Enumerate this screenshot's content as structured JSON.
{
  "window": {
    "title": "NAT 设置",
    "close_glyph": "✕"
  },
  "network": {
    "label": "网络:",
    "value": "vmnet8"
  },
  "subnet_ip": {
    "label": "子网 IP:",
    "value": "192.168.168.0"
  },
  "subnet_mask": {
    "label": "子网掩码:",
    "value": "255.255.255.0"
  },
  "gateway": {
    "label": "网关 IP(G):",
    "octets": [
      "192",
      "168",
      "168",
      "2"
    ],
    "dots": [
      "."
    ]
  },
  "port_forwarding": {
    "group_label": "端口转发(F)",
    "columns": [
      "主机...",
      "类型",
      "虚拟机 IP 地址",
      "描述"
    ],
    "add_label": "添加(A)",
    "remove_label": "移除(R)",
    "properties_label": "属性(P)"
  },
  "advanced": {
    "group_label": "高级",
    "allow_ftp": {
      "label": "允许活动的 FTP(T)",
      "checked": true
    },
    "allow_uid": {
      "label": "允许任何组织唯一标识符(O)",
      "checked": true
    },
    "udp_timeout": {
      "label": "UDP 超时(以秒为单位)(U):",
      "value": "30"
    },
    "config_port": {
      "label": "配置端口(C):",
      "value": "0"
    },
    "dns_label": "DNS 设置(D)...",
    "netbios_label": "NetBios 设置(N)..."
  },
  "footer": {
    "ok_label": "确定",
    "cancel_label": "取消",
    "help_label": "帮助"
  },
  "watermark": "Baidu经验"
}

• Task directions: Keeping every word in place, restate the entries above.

• Response box:
Enumerate this screenshot's content as structured JSON.
{
  "window": {
    "title": "NAT 设置",
    "close_glyph": "✕"
  },
  "network": {
    "label": "网络:",
    "value": "vmnet8"
  },
  "subnet_ip": {
    "label": "子网 IP:",
    "value": "192.168.168.0"
  },
  "subnet_mask": {
    "label": "子网掩码:",
    "value": "255.255.255.0"
  },
  "gateway": {
    "label": "网关 IP(G):",
    "octets": [
      "192",
      "168",
      "168",
      "2"
    ],
    "dots": [
      "."
    ]
  },
  "port_forwarding": {
    "group_label": "端口转发(F)",
    "columns": [
      "主机...",
      "类型",
      "虚拟机 IP 地址",
      "描述"
    ],
    "add_label": "添加(A)",
    "remove_label": "移除(R)",
    "properties_label": "属性(P)"
  },
  "advanced": {
    "group_label": "高级",
    "allow_ftp": {
      "label": "允许活动的 FTP(T)",
      "checked": true
    },
    "allow_uid": {
      "label": "允许任何组织唯一标识符(O)",
      "checked": true
    },
    "udp_timeout": {
      "label": "UDP 超时(以秒为单位)(U):",
      "value": "30"
    },
    "config_port": {
      "label": "配置端口(C):",
      "value": "0"
    },
    "dns_label": "DNS 设置(D)...",
    "netbios_label": "NetBios 设置(N)..."
  },
  "footer": {
    "ok_label": "确定",
    "cancel_label": "取消",
    "help_label": "帮助"
  },
  "watermark": "Baidu经验"
}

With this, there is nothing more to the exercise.